*What you will do*:
The answer must consist of each line of the records below that contains the string "Додати".

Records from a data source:
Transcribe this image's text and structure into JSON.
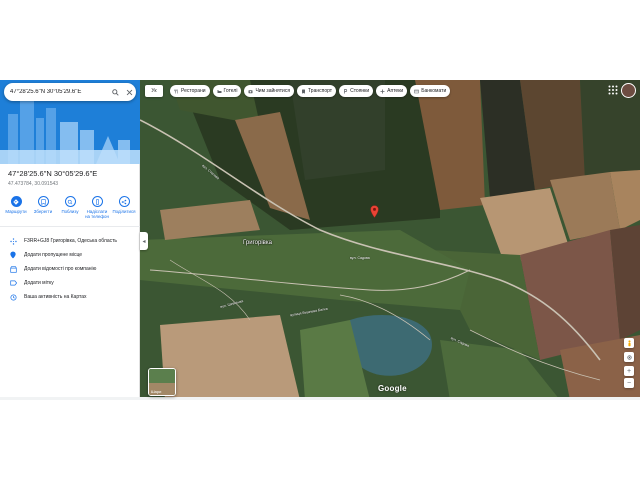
{
  "search": {
    "value": "47°28'25.6\"N 30°05'29.6\"E"
  },
  "place": {
    "title": "47°28'25.6\"N 30°05'29.6\"E",
    "coordinates": "47.473784, 30.091543"
  },
  "actions": [
    {
      "label": "Маршрути",
      "icon": "directions-icon"
    },
    {
      "label": "Зберегти",
      "icon": "bookmark-icon"
    },
    {
      "label": "Поблизу",
      "icon": "nearby-icon"
    },
    {
      "label": "Надіслати на телефон",
      "icon": "phone-icon"
    },
    {
      "label": "Поділитися",
      "icon": "share-icon"
    }
  ],
  "details": [
    {
      "text": "F3RR+GJ8 Григорівка, Одеська область",
      "icon": "plus-code-icon"
    },
    {
      "text": "Додати пропущене місце",
      "icon": "add-place-icon"
    },
    {
      "text": "Додати відомості про компанію",
      "icon": "business-icon"
    },
    {
      "text": "Додати мітку",
      "icon": "label-icon"
    },
    {
      "text": "Ваша активність на Картах",
      "icon": "history-icon"
    }
  ],
  "map": {
    "language_chip": "Ук",
    "chips": [
      {
        "label": "Ресторани",
        "icon": "restaurant-icon"
      },
      {
        "label": "Готелі",
        "icon": "hotel-icon"
      },
      {
        "label": "Чим зайнятися",
        "icon": "camera-icon"
      },
      {
        "label": "Транспорт",
        "icon": "transit-icon"
      },
      {
        "label": "Стоянки",
        "icon": "parking-icon"
      },
      {
        "label": "Аптеки",
        "icon": "pharmacy-icon"
      },
      {
        "label": "Банкомати",
        "icon": "atm-icon"
      }
    ],
    "village_label": "Григорівка",
    "street_labels": [
      "вул. Степова",
      "вул. Садова",
      "вул. Шевченка",
      "вулиця Вишнева Балка",
      "вул. Садова"
    ],
    "layers_label": "Шари",
    "logo": "Google",
    "colors": {
      "pin": "#ea4335",
      "accent": "#1a73e8"
    }
  }
}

*Result*:
      "text": "Додати пропущене місце",
      "text": "Додати відомості про компанію",
      "text": "Додати мітку",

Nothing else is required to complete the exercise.